As the summer begins to wind down the trees that provided us with showy blooms are beginning to bear fruit. Including our native crabapple trees. There are 35 species and 700 cultivars of crabapple (Malus spp.) found throughout the United States. These small- to medium-sized trees need plenty of sunlight to be happy, so they are often found in partially treed, “old field,” and in landscape settings.

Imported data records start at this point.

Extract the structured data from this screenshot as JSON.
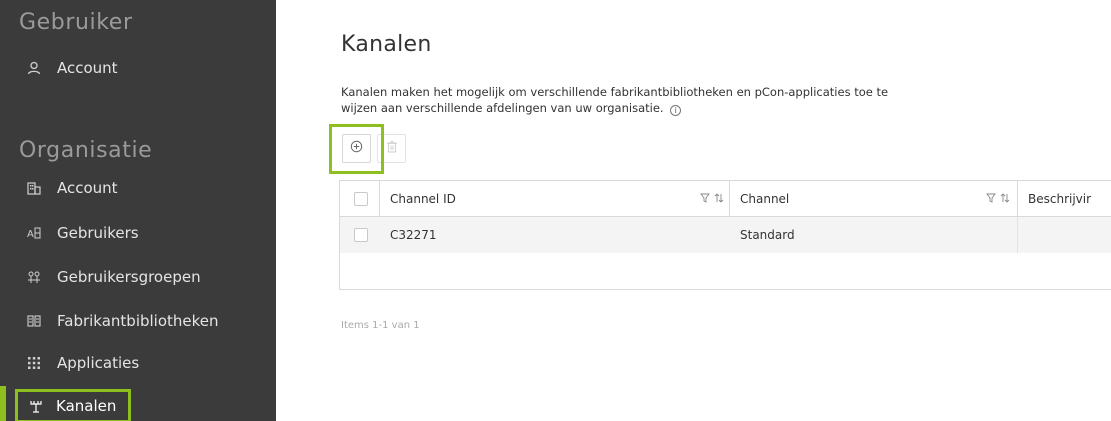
{
  "sidebar": {
    "section_user": "Gebruiker",
    "user_items": [
      {
        "label": "Account",
        "icon": "person-icon"
      }
    ],
    "section_org": "Organisatie",
    "org_items": [
      {
        "label": "Account",
        "icon": "building-icon"
      },
      {
        "label": "Gebruikers",
        "icon": "users-grid-icon"
      },
      {
        "label": "Gebruikersgroepen",
        "icon": "user-groups-icon"
      },
      {
        "label": "Fabrikantbibliotheken",
        "icon": "library-icon"
      },
      {
        "label": "Applicaties",
        "icon": "apps-grid-icon"
      },
      {
        "label": "Kanalen",
        "icon": "channels-icon",
        "active": true
      }
    ],
    "accent_color": "#8dbf1f"
  },
  "main": {
    "title": "Kanalen",
    "description_line1": "Kanalen maken het mogelijk om verschillende fabrikantbibliotheken en pCon-applicaties toe te",
    "description_line2": "wijzen aan verschillende afdelingen van uw organisatie.",
    "toolbar": {
      "add_icon": "add-circle-icon",
      "delete_icon": "trash-icon"
    },
    "table": {
      "columns": [
        "Channel ID",
        "Channel",
        "Beschrijvir"
      ],
      "rows": [
        {
          "channel_id": "C32271",
          "channel": "Standard",
          "description": ""
        }
      ]
    },
    "pagination_text": "Items 1-1 van 1"
  }
}
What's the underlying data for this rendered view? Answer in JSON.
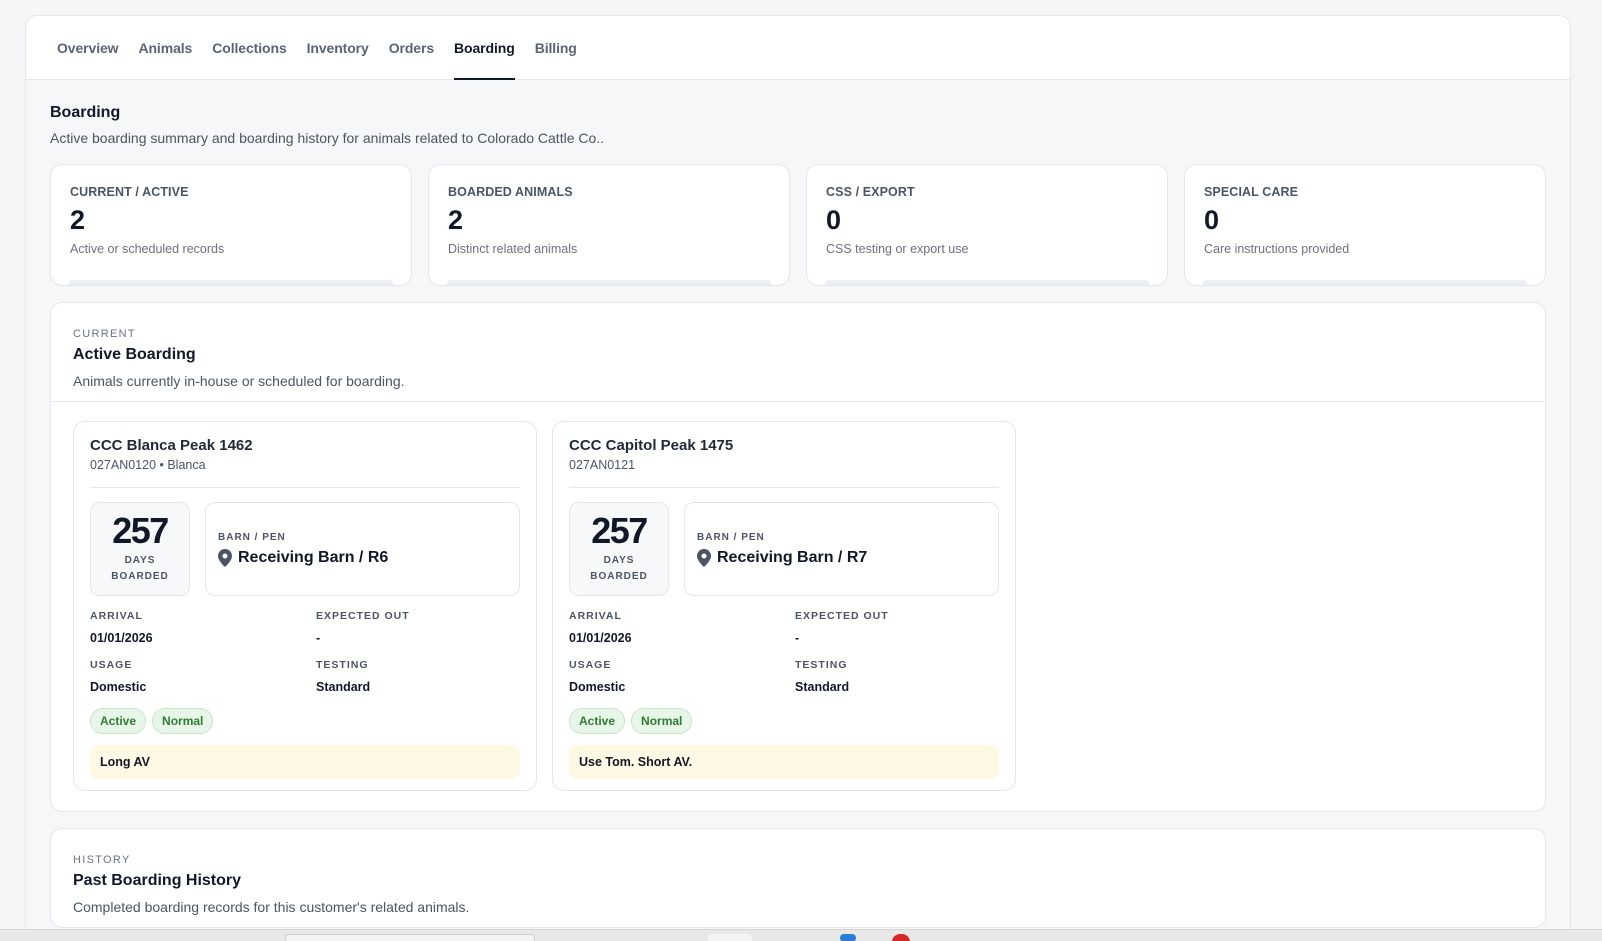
{
  "tabs": [
    "Overview",
    "Animals",
    "Collections",
    "Inventory",
    "Orders",
    "Boarding",
    "Billing"
  ],
  "active_tab": "Boarding",
  "page": {
    "title": "Boarding",
    "subtitle": "Active boarding summary and boarding history for animals related to Colorado Cattle Co.."
  },
  "stats": [
    {
      "label": "CURRENT / ACTIVE",
      "value": "2",
      "desc": "Active or scheduled records"
    },
    {
      "label": "BOARDED ANIMALS",
      "value": "2",
      "desc": "Distinct related animals"
    },
    {
      "label": "CSS / EXPORT",
      "value": "0",
      "desc": "CSS testing or export use"
    },
    {
      "label": "SPECIAL CARE",
      "value": "0",
      "desc": "Care instructions provided"
    }
  ],
  "active_section": {
    "eyebrow": "CURRENT",
    "title": "Active Boarding",
    "subtitle": "Animals currently in-house or scheduled for boarding."
  },
  "labels": {
    "days_line1": "DAYS",
    "days_line2": "BOARDED",
    "barn_pen": "BARN / PEN",
    "arrival": "ARRIVAL",
    "expected_out": "EXPECTED OUT",
    "usage": "USAGE",
    "testing": "TESTING"
  },
  "cards": [
    {
      "name": "CCC Blanca Peak 1462",
      "meta": "027AN0120 • Blanca",
      "days": "257",
      "pen": "Receiving Barn / R6",
      "arrival": "01/01/2026",
      "expected_out": "-",
      "usage": "Domestic",
      "testing": "Standard",
      "badges": [
        "Active",
        "Normal"
      ],
      "note": "Long AV"
    },
    {
      "name": "CCC Capitol Peak 1475",
      "meta": "027AN0121",
      "days": "257",
      "pen": "Receiving Barn / R7",
      "arrival": "01/01/2026",
      "expected_out": "-",
      "usage": "Domestic",
      "testing": "Standard",
      "badges": [
        "Active",
        "Normal"
      ],
      "note": "Use Tom. Short AV."
    }
  ],
  "history_section": {
    "eyebrow": "HISTORY",
    "title": "Past Boarding History",
    "subtitle": "Completed boarding records for this customer's related animals."
  },
  "colors": {
    "badge_green": "#2e7d32",
    "note_bg": "#fff8e5",
    "active_tab_underline": "#111827"
  }
}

Crabapples can grow in a variety of soils, and they prefer full sunlight. These trees do not self pollinate, so they are very dependent on bees and other insects for fruiting. The fruit of the crabapple ripens in the fall about the same time as regular apple trees. Crabapples are eaten by deer, raccoons, and many birds, but they are very sour and bitter to the taste when eaten raw. Crabapples are sometimes used for jellies and jams, and they can be dried and ground into a sour tasting condiment. The wood can be used for curing food, since it produces a lot of smoke with little flame when burning, and has a pleasant fruity aroma. Crabapple firewood burns long and hot, with a pleasant odor, making it a good choice for the fireplace. Crabapples hybridize easily, so there are a wide variety of cultivars present. There are a number of diseases that affect a crabapple such as scab, cedar apple rust, and fire blight. Many ornamental varieties were developed that have natural resistance to these diseases, so it is a good idea to choose a disease resistant variety when establishing landscape plantings.
Article by FCFCDB
Nature note for 8/28/21